But, as Letwin goes on to argue, it wasn't simply the government that had interests in preventing these practices. The merchants did, too. What was granted them by the crown was not simply a chance to sell their goods but an exclusive right to do so. The owners of markets had an interest, quite naturally, in protecting their exclusive rights, because some of them had the right to charge toll on certain goods sold in the market as well as taxes on stalls set up in the market. If you hindered sellers from coming to market, you not only deprived the ones who were "playing by the rules" of a cut of the profits but also of facility rents. As one early case alleged, against certain forestallers, he had thereby "lost stallage, terrage, and cottage, etc., wrongfully and to his damage."**

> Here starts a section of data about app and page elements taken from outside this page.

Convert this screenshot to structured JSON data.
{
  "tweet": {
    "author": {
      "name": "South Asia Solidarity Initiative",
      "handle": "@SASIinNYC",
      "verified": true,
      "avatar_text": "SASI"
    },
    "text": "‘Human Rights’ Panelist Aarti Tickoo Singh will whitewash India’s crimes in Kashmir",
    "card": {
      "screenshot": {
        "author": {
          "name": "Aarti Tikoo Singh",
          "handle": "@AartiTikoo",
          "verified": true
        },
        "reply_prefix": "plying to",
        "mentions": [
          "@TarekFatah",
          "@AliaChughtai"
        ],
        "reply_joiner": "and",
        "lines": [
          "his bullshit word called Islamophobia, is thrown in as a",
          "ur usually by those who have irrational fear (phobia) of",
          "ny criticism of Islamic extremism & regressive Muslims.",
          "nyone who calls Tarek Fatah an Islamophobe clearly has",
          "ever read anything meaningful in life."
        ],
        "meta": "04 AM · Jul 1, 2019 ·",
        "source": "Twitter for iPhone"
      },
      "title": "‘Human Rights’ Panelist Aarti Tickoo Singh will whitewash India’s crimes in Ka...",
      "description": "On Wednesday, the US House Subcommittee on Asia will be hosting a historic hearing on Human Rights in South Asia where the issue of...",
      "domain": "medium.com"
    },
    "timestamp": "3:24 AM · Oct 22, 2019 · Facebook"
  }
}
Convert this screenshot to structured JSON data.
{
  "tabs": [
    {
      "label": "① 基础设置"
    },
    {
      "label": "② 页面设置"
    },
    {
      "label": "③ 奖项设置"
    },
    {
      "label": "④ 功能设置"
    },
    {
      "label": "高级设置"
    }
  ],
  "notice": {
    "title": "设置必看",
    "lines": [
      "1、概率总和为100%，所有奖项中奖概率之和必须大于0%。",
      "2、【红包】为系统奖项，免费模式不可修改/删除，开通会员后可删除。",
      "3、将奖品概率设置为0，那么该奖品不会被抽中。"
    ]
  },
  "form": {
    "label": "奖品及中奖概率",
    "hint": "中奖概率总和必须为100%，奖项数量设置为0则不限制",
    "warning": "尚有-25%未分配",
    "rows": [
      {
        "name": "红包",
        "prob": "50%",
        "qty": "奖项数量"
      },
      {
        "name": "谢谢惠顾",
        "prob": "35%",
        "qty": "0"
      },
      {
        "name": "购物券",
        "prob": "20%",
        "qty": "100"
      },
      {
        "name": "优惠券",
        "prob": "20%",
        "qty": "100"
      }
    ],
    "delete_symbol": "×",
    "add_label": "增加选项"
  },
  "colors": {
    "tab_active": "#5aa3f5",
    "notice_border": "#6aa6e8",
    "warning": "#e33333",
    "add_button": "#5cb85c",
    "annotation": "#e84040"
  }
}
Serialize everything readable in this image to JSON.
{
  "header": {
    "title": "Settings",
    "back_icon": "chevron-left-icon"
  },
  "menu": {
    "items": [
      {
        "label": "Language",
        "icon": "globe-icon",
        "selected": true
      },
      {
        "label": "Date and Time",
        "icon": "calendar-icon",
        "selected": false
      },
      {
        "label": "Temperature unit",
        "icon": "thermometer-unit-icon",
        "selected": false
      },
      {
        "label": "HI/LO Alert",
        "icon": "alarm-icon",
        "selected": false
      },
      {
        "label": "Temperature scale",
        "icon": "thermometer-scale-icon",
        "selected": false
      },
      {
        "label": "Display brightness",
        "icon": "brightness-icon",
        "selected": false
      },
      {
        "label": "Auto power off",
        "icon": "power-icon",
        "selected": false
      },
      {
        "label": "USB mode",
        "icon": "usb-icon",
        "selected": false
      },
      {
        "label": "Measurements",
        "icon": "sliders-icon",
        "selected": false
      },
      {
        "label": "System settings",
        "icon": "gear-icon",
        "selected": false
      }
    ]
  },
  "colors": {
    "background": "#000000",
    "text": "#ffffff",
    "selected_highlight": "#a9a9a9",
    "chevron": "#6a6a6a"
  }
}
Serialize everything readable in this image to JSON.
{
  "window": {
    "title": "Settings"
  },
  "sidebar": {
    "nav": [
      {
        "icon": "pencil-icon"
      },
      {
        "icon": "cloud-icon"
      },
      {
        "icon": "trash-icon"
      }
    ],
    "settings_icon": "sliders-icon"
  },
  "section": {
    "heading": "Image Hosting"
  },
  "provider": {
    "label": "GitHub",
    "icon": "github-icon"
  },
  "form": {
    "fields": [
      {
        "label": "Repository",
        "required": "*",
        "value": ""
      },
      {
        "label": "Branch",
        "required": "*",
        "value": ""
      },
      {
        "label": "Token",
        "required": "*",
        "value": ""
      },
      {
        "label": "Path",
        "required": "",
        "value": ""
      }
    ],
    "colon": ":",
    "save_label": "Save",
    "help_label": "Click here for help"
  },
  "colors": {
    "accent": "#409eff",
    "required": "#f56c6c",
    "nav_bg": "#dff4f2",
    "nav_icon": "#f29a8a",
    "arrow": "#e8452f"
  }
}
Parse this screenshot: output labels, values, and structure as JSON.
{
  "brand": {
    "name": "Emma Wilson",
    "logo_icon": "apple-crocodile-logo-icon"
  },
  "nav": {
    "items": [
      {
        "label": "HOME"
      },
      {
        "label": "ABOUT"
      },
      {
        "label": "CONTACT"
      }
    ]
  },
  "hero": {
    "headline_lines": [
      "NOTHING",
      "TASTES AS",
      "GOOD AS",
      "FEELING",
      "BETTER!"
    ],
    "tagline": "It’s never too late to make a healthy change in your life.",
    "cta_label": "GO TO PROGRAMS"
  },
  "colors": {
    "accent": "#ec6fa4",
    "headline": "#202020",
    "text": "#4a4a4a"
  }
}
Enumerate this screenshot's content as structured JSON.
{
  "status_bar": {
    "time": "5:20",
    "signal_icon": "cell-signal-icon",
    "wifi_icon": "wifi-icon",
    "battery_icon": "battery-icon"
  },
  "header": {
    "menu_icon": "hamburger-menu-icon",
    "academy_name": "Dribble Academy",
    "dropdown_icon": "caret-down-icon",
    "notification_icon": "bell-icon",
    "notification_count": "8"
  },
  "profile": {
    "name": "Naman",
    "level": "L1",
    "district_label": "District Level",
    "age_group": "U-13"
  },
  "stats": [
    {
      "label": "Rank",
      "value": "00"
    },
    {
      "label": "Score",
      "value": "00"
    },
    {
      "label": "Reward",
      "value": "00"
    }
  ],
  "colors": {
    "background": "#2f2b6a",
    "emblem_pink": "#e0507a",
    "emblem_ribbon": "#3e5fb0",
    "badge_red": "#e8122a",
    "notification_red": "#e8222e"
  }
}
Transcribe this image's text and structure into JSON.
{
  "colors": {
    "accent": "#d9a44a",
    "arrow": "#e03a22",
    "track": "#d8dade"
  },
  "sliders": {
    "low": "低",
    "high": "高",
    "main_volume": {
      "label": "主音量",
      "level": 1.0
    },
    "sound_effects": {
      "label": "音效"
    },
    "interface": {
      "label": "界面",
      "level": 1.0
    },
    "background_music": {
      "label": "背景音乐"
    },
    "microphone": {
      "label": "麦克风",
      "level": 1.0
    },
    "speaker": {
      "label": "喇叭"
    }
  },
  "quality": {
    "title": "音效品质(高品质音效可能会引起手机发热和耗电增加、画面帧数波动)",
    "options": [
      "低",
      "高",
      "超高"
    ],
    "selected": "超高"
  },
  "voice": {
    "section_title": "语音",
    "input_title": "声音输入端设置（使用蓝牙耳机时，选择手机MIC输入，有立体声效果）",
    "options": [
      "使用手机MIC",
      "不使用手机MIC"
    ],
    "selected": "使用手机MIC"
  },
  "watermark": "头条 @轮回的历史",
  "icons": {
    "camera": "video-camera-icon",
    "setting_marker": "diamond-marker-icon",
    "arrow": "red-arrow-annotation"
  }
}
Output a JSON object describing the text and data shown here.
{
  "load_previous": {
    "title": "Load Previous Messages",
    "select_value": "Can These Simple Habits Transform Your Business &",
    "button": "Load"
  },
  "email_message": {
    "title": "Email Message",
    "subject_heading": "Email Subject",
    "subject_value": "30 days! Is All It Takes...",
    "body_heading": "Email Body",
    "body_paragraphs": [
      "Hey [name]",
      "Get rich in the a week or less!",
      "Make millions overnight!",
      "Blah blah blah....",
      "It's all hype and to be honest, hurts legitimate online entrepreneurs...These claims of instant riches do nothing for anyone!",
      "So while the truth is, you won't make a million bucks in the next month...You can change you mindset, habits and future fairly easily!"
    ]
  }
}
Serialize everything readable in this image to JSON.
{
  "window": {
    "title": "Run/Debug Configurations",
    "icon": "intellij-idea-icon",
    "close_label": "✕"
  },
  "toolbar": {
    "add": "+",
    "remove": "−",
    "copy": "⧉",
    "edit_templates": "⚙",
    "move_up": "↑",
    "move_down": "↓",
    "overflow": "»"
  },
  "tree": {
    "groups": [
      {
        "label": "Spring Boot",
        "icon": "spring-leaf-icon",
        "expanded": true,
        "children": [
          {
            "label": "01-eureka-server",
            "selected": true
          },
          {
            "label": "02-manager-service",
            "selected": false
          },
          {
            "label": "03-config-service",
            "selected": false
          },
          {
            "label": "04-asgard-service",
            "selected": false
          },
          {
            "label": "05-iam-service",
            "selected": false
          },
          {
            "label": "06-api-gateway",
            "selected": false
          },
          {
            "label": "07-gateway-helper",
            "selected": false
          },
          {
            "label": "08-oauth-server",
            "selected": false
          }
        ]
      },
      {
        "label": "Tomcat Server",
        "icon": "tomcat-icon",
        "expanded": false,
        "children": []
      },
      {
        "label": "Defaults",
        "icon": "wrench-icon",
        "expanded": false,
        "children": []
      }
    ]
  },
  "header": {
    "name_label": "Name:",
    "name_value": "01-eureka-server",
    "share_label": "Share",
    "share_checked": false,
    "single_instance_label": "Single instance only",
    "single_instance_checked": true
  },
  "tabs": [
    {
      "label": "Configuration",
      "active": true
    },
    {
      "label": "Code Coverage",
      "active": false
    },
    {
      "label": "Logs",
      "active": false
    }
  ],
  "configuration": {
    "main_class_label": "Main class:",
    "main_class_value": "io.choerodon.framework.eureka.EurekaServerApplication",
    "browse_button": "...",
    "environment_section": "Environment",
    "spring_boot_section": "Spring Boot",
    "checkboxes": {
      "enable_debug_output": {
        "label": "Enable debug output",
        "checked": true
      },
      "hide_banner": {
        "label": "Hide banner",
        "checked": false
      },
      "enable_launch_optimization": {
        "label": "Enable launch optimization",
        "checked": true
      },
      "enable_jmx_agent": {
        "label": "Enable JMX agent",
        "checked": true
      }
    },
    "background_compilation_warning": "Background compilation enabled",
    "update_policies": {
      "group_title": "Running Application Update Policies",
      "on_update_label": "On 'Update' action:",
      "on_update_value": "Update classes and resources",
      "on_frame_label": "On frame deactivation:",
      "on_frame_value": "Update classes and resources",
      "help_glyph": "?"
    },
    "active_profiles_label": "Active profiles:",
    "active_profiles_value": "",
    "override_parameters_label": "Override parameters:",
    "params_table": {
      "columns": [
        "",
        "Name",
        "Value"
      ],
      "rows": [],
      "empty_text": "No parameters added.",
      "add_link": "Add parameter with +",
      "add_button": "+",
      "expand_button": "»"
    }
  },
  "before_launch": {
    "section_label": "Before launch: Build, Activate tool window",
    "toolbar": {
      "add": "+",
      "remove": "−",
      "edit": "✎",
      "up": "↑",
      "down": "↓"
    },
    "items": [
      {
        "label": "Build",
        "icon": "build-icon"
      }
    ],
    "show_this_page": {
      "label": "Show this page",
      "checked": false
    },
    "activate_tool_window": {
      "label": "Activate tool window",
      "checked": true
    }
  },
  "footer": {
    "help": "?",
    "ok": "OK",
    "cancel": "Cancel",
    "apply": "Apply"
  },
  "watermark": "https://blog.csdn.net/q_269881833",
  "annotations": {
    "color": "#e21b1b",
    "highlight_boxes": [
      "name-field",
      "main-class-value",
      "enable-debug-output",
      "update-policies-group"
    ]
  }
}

[**These words are interesting. Stallage is clear--the tax on a "stall." Terrage is said to be of uncertain meaning in the OED, but would most logically be the tax for setting up on the "ground" (terra), as "cottage" might be to set up in an enclosed area. But, if any of my readers have more specific information on these taxes, please let me know. Other documents talk about fees for "terrage and pickage." The latter suggests something that pierces or breaks the ground, which has led the OED to surmise that "terrage" is a tax for placing your goods on the earth, without breaking the ground.]
Conclusion--The Death of Forestalling, etc.
As I pointed out earlier, the realities of free-market economics began to triumph over this protective system by the middle of the 18th century. Though a statute repealed the bans on forestalling, regrating and engrossing in 1772, a parliamentary report before that time laid out the reasons why prohibitions of such activities actually made prices more expensive (Letwin, 371-72). Edmund Burke was behind the legislation that passed in 1772. With the passage of the law, free trade appeared to triumph, though a few more prosecutions and convictions for common law (and not statutory) forestalling, convinced Parliament that they had to, once and for all, bury this part of their common law history. Finally, then, in the early days of Queen Victoria (1844), Parliament passed a statute doing away with the law against forestalling. All of this, then, was dead and buried before the Sherman Act (1890) was even a glint in Senator Sherman's eyes (who was just a boy in 1844).
A knowledge of these terms opens our eyes into a powerful reality that for several hundred years defined the economic contours of Britain's economy. And still, even after these essays, we have only scratched the surface of the phenomena here described.
Copyright © 2004-2007 William R. Long